2016-12-19 / Polisen / Polismyndigheten Stina Nilsson Kristiansson
Conditions for internal audit in the public sector in Finland, Sweden and Iceland
The Nordic Network for Public Sector Internal Auditors (NORPIA) has conducted a comparison of the conditions between internal audit functions in Finland, Sweden and Iceland. The purpose of this comparison has not been to explain the different systems/structures of the public sector between the countries but of course it influences the conditions. We can see that there are similarities but also differences. In this article we will very shortly go through what we have found out.
All three countries have a decentralized internal audit system where the auditors are directly employed by the agency/ministry etc. they work for. Some countries in Europe, Netherlands for instance, have a different system where there is a centralized body where all or some of the internal auditors are employed. None of the countries has a regulatory authority for internal audit. Island and Finland does not have a function for central harmonization unit (CHU) for internal audit whereas Sweden have no function formally named as CHU but in practice an agency is acting as CHU.
We can see that there are differences of the structure of the public sector between the countries. In Iceland there are two levels of government, national and local level. Finland has two levels, central and local government and Sweden has three levels including a county level.
Only Sweden has national legislation about internal audit and the Government points out which agencies that are obliged to establish an internal audit function. On the regional and local level there is no legislation about internal auditing. In Finland internal audit is mentioned in the state budget decree. The decree states that it is up to management to decide whether an internal audit function should be established or not based on the status of internal control within the agency.

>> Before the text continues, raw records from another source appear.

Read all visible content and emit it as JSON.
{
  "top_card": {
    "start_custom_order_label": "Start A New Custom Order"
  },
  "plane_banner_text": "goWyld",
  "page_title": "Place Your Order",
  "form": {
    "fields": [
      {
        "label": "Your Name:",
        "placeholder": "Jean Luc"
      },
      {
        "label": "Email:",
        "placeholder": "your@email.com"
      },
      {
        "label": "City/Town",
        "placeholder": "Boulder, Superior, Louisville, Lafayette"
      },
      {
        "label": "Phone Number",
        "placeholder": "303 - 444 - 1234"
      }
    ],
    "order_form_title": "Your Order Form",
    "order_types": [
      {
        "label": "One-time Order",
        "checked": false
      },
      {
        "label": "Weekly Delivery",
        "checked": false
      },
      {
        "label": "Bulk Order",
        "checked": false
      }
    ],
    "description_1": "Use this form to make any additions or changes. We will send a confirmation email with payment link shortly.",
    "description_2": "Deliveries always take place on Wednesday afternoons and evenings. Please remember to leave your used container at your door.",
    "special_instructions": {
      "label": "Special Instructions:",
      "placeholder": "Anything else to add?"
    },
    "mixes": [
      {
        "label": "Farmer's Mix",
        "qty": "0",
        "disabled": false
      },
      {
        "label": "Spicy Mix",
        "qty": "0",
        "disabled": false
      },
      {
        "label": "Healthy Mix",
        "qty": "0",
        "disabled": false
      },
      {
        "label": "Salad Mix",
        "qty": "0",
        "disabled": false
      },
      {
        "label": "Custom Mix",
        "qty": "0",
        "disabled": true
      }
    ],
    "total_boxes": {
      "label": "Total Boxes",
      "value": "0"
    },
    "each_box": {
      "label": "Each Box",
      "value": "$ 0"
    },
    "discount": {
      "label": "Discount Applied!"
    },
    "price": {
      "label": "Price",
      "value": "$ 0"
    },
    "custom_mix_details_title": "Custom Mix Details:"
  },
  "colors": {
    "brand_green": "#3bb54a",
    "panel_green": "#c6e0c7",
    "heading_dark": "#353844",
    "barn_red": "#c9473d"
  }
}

In Iceland there is a newly revised Public Finance Act which states that internal audit shall be established within the central government but this article has not yet been implemented.
If we compare the number (numbers are estimated) of internal auditors within the public sector we see some variations.
- Finland: 200 internal auditors (47 organisations)
- Sweden: 140 internal auditors (69 agencies)
- Iceland: 14 -16 internal auditors in audit units (4 units on the central level and 2 on the local)
Finland has the highest number and it includes auditors at municipal level and public owned companies. In Sweden there are some internal auditors employed at regional/county level and public owned companies but we don’t have any information about how many they might be.
Most of the internal audit functions are very small in all three countries and there are no regulations/criterias deciding the size of the function.
You will find some audit committees in Sweden and Iceland but not in Finland.
In Sweden the audit reports are public but there are exceptions. In Iceland only the reports from City of Reykjavik audit unit are in most cases public depending on the nature and subject. In Finland it depends on the subject and if the report deals with third party it is usually public.
None of the three countries have regulations about requirements of certification, experience or education of the internal auditors.
In summary we can see that there are things that Sweden, Finland and Iceland have in common but there are also differences between the countries. In 2017 a member of NORPIA will carry out a deeper study of the countries to compare internal audit in the public sector. This study will also will include Norway and Denmark. Hopefully the outcome of this study will be published in the IIA Magazine and give us a deeper knowledge and understanding about the conditions of internal auditing in the Nordic countries